» **Requirement**: A faithful retyping of every entry below is wanted, with images left out.

» **Records for the task**:
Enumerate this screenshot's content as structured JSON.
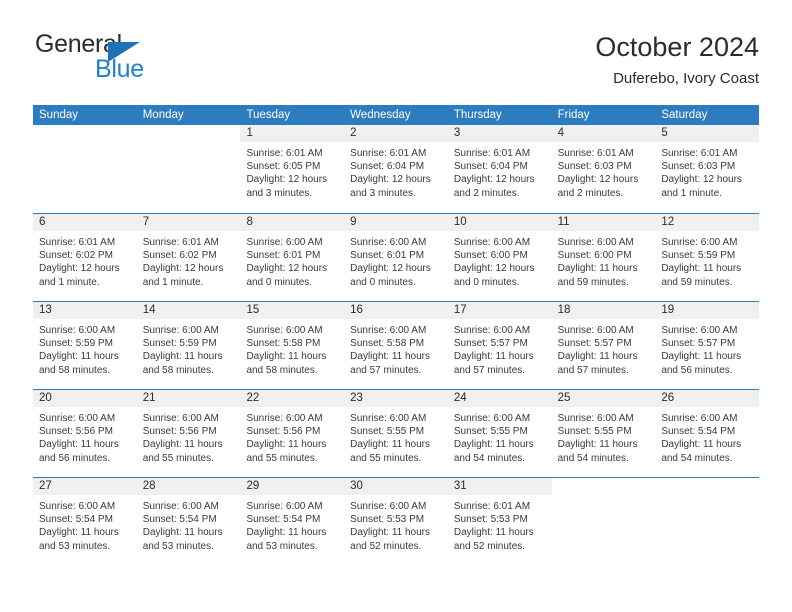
{
  "brand": {
    "name_top": "General",
    "name_bottom": "Blue",
    "triangle_color": "#1f71b8",
    "blue_color": "#1f82d0"
  },
  "header": {
    "title": "October 2024",
    "subtitle": "Duferebo, Ivory Coast"
  },
  "theme": {
    "header_blue": "#2d7cbf",
    "band_gray": "#f0f0f0",
    "text_dark": "#2b2b2b"
  },
  "calendar": {
    "weekdays": [
      "Sunday",
      "Monday",
      "Tuesday",
      "Wednesday",
      "Thursday",
      "Friday",
      "Saturday"
    ],
    "weeks": [
      [
        {
          "day": "",
          "lines": []
        },
        {
          "day": "",
          "lines": []
        },
        {
          "day": "1",
          "lines": [
            "Sunrise: 6:01 AM",
            "Sunset: 6:05 PM",
            "Daylight: 12 hours",
            "and 3 minutes."
          ]
        },
        {
          "day": "2",
          "lines": [
            "Sunrise: 6:01 AM",
            "Sunset: 6:04 PM",
            "Daylight: 12 hours",
            "and 3 minutes."
          ]
        },
        {
          "day": "3",
          "lines": [
            "Sunrise: 6:01 AM",
            "Sunset: 6:04 PM",
            "Daylight: 12 hours",
            "and 2 minutes."
          ]
        },
        {
          "day": "4",
          "lines": [
            "Sunrise: 6:01 AM",
            "Sunset: 6:03 PM",
            "Daylight: 12 hours",
            "and 2 minutes."
          ]
        },
        {
          "day": "5",
          "lines": [
            "Sunrise: 6:01 AM",
            "Sunset: 6:03 PM",
            "Daylight: 12 hours",
            "and 1 minute."
          ]
        }
      ],
      [
        {
          "day": "6",
          "lines": [
            "Sunrise: 6:01 AM",
            "Sunset: 6:02 PM",
            "Daylight: 12 hours",
            "and 1 minute."
          ]
        },
        {
          "day": "7",
          "lines": [
            "Sunrise: 6:01 AM",
            "Sunset: 6:02 PM",
            "Daylight: 12 hours",
            "and 1 minute."
          ]
        },
        {
          "day": "8",
          "lines": [
            "Sunrise: 6:00 AM",
            "Sunset: 6:01 PM",
            "Daylight: 12 hours",
            "and 0 minutes."
          ]
        },
        {
          "day": "9",
          "lines": [
            "Sunrise: 6:00 AM",
            "Sunset: 6:01 PM",
            "Daylight: 12 hours",
            "and 0 minutes."
          ]
        },
        {
          "day": "10",
          "lines": [
            "Sunrise: 6:00 AM",
            "Sunset: 6:00 PM",
            "Daylight: 12 hours",
            "and 0 minutes."
          ]
        },
        {
          "day": "11",
          "lines": [
            "Sunrise: 6:00 AM",
            "Sunset: 6:00 PM",
            "Daylight: 11 hours",
            "and 59 minutes."
          ]
        },
        {
          "day": "12",
          "lines": [
            "Sunrise: 6:00 AM",
            "Sunset: 5:59 PM",
            "Daylight: 11 hours",
            "and 59 minutes."
          ]
        }
      ],
      [
        {
          "day": "13",
          "lines": [
            "Sunrise: 6:00 AM",
            "Sunset: 5:59 PM",
            "Daylight: 11 hours",
            "and 58 minutes."
          ]
        },
        {
          "day": "14",
          "lines": [
            "Sunrise: 6:00 AM",
            "Sunset: 5:59 PM",
            "Daylight: 11 hours",
            "and 58 minutes."
          ]
        },
        {
          "day": "15",
          "lines": [
            "Sunrise: 6:00 AM",
            "Sunset: 5:58 PM",
            "Daylight: 11 hours",
            "and 58 minutes."
          ]
        },
        {
          "day": "16",
          "lines": [
            "Sunrise: 6:00 AM",
            "Sunset: 5:58 PM",
            "Daylight: 11 hours",
            "and 57 minutes."
          ]
        },
        {
          "day": "17",
          "lines": [
            "Sunrise: 6:00 AM",
            "Sunset: 5:57 PM",
            "Daylight: 11 hours",
            "and 57 minutes."
          ]
        },
        {
          "day": "18",
          "lines": [
            "Sunrise: 6:00 AM",
            "Sunset: 5:57 PM",
            "Daylight: 11 hours",
            "and 57 minutes."
          ]
        },
        {
          "day": "19",
          "lines": [
            "Sunrise: 6:00 AM",
            "Sunset: 5:57 PM",
            "Daylight: 11 hours",
            "and 56 minutes."
          ]
        }
      ],
      [
        {
          "day": "20",
          "lines": [
            "Sunrise: 6:00 AM",
            "Sunset: 5:56 PM",
            "Daylight: 11 hours",
            "and 56 minutes."
          ]
        },
        {
          "day": "21",
          "lines": [
            "Sunrise: 6:00 AM",
            "Sunset: 5:56 PM",
            "Daylight: 11 hours",
            "and 55 minutes."
          ]
        },
        {
          "day": "22",
          "lines": [
            "Sunrise: 6:00 AM",
            "Sunset: 5:56 PM",
            "Daylight: 11 hours",
            "and 55 minutes."
          ]
        },
        {
          "day": "23",
          "lines": [
            "Sunrise: 6:00 AM",
            "Sunset: 5:55 PM",
            "Daylight: 11 hours",
            "and 55 minutes."
          ]
        },
        {
          "day": "24",
          "lines": [
            "Sunrise: 6:00 AM",
            "Sunset: 5:55 PM",
            "Daylight: 11 hours",
            "and 54 minutes."
          ]
        },
        {
          "day": "25",
          "lines": [
            "Sunrise: 6:00 AM",
            "Sunset: 5:55 PM",
            "Daylight: 11 hours",
            "and 54 minutes."
          ]
        },
        {
          "day": "26",
          "lines": [
            "Sunrise: 6:00 AM",
            "Sunset: 5:54 PM",
            "Daylight: 11 hours",
            "and 54 minutes."
          ]
        }
      ],
      [
        {
          "day": "27",
          "lines": [
            "Sunrise: 6:00 AM",
            "Sunset: 5:54 PM",
            "Daylight: 11 hours",
            "and 53 minutes."
          ]
        },
        {
          "day": "28",
          "lines": [
            "Sunrise: 6:00 AM",
            "Sunset: 5:54 PM",
            "Daylight: 11 hours",
            "and 53 minutes."
          ]
        },
        {
          "day": "29",
          "lines": [
            "Sunrise: 6:00 AM",
            "Sunset: 5:54 PM",
            "Daylight: 11 hours",
            "and 53 minutes."
          ]
        },
        {
          "day": "30",
          "lines": [
            "Sunrise: 6:00 AM",
            "Sunset: 5:53 PM",
            "Daylight: 11 hours",
            "and 52 minutes."
          ]
        },
        {
          "day": "31",
          "lines": [
            "Sunrise: 6:01 AM",
            "Sunset: 5:53 PM",
            "Daylight: 11 hours",
            "and 52 minutes."
          ]
        },
        {
          "day": "",
          "lines": []
        },
        {
          "day": "",
          "lines": []
        }
      ]
    ]
  }
}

» **Expected output**:
Enumerate this screenshot's content as structured JSON.
{
  "brand": {
    "name_top": "General",
    "name_bottom": "Blue",
    "triangle_color": "#1f71b8",
    "blue_color": "#1f82d0"
  },
  "header": {
    "title": "October 2024",
    "subtitle": "Duferebo, Ivory Coast"
  },
  "theme": {
    "header_blue": "#2d7cbf",
    "band_gray": "#f0f0f0",
    "text_dark": "#2b2b2b"
  },
  "calendar": {
    "weekdays": [
      "Sunday",
      "Monday",
      "Tuesday",
      "Wednesday",
      "Thursday",
      "Friday",
      "Saturday"
    ],
    "weeks": [
      [
        {
          "day": "",
          "lines": []
        },
        {
          "day": "",
          "lines": []
        },
        {
          "day": "1",
          "lines": [
            "Sunrise: 6:01 AM",
            "Sunset: 6:05 PM",
            "Daylight: 12 hours",
            "and 3 minutes."
          ]
        },
        {
          "day": "2",
          "lines": [
            "Sunrise: 6:01 AM",
            "Sunset: 6:04 PM",
            "Daylight: 12 hours",
            "and 3 minutes."
          ]
        },
        {
          "day": "3",
          "lines": [
            "Sunrise: 6:01 AM",
            "Sunset: 6:04 PM",
            "Daylight: 12 hours",
            "and 2 minutes."
          ]
        },
        {
          "day": "4",
          "lines": [
            "Sunrise: 6:01 AM",
            "Sunset: 6:03 PM",
            "Daylight: 12 hours",
            "and 2 minutes."
          ]
        },
        {
          "day": "5",
          "lines": [
            "Sunrise: 6:01 AM",
            "Sunset: 6:03 PM",
            "Daylight: 12 hours",
            "and 1 minute."
          ]
        }
      ],
      [
        {
          "day": "6",
          "lines": [
            "Sunrise: 6:01 AM",
            "Sunset: 6:02 PM",
            "Daylight: 12 hours",
            "and 1 minute."
          ]
        },
        {
          "day": "7",
          "lines": [
            "Sunrise: 6:01 AM",
            "Sunset: 6:02 PM",
            "Daylight: 12 hours",
            "and 1 minute."
          ]
        },
        {
          "day": "8",
          "lines": [
            "Sunrise: 6:00 AM",
            "Sunset: 6:01 PM",
            "Daylight: 12 hours",
            "and 0 minutes."
          ]
        },
        {
          "day": "9",
          "lines": [
            "Sunrise: 6:00 AM",
            "Sunset: 6:01 PM",
            "Daylight: 12 hours",
            "and 0 minutes."
          ]
        },
        {
          "day": "10",
          "lines": [
            "Sunrise: 6:00 AM",
            "Sunset: 6:00 PM",
            "Daylight: 12 hours",
            "and 0 minutes."
          ]
        },
        {
          "day": "11",
          "lines": [
            "Sunrise: 6:00 AM",
            "Sunset: 6:00 PM",
            "Daylight: 11 hours",
            "and 59 minutes."
          ]
        },
        {
          "day": "12",
          "lines": [
            "Sunrise: 6:00 AM",
            "Sunset: 5:59 PM",
            "Daylight: 11 hours",
            "and 59 minutes."
          ]
        }
      ],
      [
        {
          "day": "13",
          "lines": [
            "Sunrise: 6:00 AM",
            "Sunset: 5:59 PM",
            "Daylight: 11 hours",
            "and 58 minutes."
          ]
        },
        {
          "day": "14",
          "lines": [
            "Sunrise: 6:00 AM",
            "Sunset: 5:59 PM",
            "Daylight: 11 hours",
            "and 58 minutes."
          ]
        },
        {
          "day": "15",
          "lines": [
            "Sunrise: 6:00 AM",
            "Sunset: 5:58 PM",
            "Daylight: 11 hours",
            "and 58 minutes."
          ]
        },
        {
          "day": "16",
          "lines": [
            "Sunrise: 6:00 AM",
            "Sunset: 5:58 PM",
            "Daylight: 11 hours",
            "and 57 minutes."
          ]
        },
        {
          "day": "17",
          "lines": [
            "Sunrise: 6:00 AM",
            "Sunset: 5:57 PM",
            "Daylight: 11 hours",
            "and 57 minutes."
          ]
        },
        {
          "day": "18",
          "lines": [
            "Sunrise: 6:00 AM",
            "Sunset: 5:57 PM",
            "Daylight: 11 hours",
            "and 57 minutes."
          ]
        },
        {
          "day": "19",
          "lines": [
            "Sunrise: 6:00 AM",
            "Sunset: 5:57 PM",
            "Daylight: 11 hours",
            "and 56 minutes."
          ]
        }
      ],
      [
        {
          "day": "20",
          "lines": [
            "Sunrise: 6:00 AM",
            "Sunset: 5:56 PM",
            "Daylight: 11 hours",
            "and 56 minutes."
          ]
        },
        {
          "day": "21",
          "lines": [
            "Sunrise: 6:00 AM",
            "Sunset: 5:56 PM",
            "Daylight: 11 hours",
            "and 55 minutes."
          ]
        },
        {
          "day": "22",
          "lines": [
            "Sunrise: 6:00 AM",
            "Sunset: 5:56 PM",
            "Daylight: 11 hours",
            "and 55 minutes."
          ]
        },
        {
          "day": "23",
          "lines": [
            "Sunrise: 6:00 AM",
            "Sunset: 5:55 PM",
            "Daylight: 11 hours",
            "and 55 minutes."
          ]
        },
        {
          "day": "24",
          "lines": [
            "Sunrise: 6:00 AM",
            "Sunset: 5:55 PM",
            "Daylight: 11 hours",
            "and 54 minutes."
          ]
        },
        {
          "day": "25",
          "lines": [
            "Sunrise: 6:00 AM",
            "Sunset: 5:55 PM",
            "Daylight: 11 hours",
            "and 54 minutes."
          ]
        },
        {
          "day": "26",
          "lines": [
            "Sunrise: 6:00 AM",
            "Sunset: 5:54 PM",
            "Daylight: 11 hours",
            "and 54 minutes."
          ]
        }
      ],
      [
        {
          "day": "27",
          "lines": [
            "Sunrise: 6:00 AM",
            "Sunset: 5:54 PM",
            "Daylight: 11 hours",
            "and 53 minutes."
          ]
        },
        {
          "day": "28",
          "lines": [
            "Sunrise: 6:00 AM",
            "Sunset: 5:54 PM",
            "Daylight: 11 hours",
            "and 53 minutes."
          ]
        },
        {
          "day": "29",
          "lines": [
            "Sunrise: 6:00 AM",
            "Sunset: 5:54 PM",
            "Daylight: 11 hours",
            "and 53 minutes."
          ]
        },
        {
          "day": "30",
          "lines": [
            "Sunrise: 6:00 AM",
            "Sunset: 5:53 PM",
            "Daylight: 11 hours",
            "and 52 minutes."
          ]
        },
        {
          "day": "31",
          "lines": [
            "Sunrise: 6:01 AM",
            "Sunset: 5:53 PM",
            "Daylight: 11 hours",
            "and 52 minutes."
          ]
        },
        {
          "day": "",
          "lines": []
        },
        {
          "day": "",
          "lines": []
        }
      ]
    ]
  }
}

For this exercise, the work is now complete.